>>
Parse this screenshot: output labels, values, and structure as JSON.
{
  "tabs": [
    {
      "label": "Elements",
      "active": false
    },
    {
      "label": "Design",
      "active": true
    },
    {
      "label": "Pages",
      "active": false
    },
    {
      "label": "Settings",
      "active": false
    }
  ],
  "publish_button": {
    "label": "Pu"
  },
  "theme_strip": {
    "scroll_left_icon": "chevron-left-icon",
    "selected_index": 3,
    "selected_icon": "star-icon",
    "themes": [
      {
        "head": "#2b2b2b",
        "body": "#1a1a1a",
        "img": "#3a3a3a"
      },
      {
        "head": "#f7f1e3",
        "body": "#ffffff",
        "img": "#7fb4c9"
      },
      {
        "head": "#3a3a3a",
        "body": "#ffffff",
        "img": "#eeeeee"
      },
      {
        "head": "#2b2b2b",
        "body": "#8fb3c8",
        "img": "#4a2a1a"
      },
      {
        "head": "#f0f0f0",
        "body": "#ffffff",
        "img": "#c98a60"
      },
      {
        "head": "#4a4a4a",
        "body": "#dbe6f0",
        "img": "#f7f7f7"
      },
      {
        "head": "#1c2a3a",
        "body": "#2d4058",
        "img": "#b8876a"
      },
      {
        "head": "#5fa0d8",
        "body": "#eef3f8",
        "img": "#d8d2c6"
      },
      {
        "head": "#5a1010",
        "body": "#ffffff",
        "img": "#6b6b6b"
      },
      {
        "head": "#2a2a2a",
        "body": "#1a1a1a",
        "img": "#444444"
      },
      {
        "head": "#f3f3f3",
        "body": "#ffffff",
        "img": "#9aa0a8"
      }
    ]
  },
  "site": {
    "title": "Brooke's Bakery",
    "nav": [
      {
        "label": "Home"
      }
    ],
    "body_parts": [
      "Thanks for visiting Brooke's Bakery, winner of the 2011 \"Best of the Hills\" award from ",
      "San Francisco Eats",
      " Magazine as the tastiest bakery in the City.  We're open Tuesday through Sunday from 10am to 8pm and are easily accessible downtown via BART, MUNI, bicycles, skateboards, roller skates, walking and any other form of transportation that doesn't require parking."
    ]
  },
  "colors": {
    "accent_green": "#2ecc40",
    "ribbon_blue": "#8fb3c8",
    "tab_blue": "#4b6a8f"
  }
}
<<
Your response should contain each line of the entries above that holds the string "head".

▸ TASK ANSWER:
        "head": "#2b2b2b",
        "head": "#f7f1e3",
        "head": "#3a3a3a",
        "head": "#2b2b2b",
        "head": "#f0f0f0",
        "head": "#4a4a4a",
        "head": "#1c2a3a",
        "head": "#5fa0d8",
        "head": "#5a1010",
        "head": "#2a2a2a",
        "head": "#f3f3f3",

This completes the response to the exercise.